Exercise input:
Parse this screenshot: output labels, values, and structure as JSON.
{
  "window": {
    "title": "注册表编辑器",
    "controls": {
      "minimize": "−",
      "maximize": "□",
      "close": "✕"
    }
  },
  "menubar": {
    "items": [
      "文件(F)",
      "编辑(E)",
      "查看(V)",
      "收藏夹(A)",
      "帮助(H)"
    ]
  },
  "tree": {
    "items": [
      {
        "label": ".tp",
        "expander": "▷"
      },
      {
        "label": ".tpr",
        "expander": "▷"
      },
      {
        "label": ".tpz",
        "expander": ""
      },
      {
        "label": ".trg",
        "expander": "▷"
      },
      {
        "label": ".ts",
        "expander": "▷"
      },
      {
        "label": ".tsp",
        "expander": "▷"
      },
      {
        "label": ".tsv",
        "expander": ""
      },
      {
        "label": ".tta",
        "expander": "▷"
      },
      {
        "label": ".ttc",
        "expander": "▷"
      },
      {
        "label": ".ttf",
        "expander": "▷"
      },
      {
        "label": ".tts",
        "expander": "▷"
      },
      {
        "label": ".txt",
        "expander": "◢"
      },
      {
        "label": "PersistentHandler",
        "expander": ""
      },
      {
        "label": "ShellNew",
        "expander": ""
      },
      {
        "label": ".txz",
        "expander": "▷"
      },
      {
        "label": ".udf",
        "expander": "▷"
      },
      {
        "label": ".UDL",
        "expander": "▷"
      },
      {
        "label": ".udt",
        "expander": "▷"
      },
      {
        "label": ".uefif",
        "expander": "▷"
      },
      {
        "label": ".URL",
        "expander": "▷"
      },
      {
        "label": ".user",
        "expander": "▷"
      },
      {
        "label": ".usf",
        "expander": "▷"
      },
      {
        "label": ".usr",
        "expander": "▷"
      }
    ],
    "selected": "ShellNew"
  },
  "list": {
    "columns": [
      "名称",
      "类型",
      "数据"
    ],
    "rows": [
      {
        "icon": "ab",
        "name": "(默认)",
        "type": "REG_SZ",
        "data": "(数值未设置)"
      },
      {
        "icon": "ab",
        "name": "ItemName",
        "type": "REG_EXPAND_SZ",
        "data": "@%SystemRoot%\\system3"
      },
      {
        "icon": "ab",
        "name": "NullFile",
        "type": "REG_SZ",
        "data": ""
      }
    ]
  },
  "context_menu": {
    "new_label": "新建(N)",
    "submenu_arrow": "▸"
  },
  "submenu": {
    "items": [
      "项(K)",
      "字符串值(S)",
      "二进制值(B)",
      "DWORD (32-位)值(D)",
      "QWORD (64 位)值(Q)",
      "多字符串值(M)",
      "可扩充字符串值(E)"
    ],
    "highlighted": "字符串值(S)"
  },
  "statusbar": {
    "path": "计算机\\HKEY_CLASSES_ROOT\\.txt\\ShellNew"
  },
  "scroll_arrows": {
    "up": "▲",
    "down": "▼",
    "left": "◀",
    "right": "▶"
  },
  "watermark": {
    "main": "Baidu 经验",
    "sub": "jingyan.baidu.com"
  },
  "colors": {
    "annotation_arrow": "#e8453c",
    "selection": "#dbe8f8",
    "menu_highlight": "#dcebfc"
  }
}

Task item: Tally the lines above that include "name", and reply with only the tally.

Output for this task: 3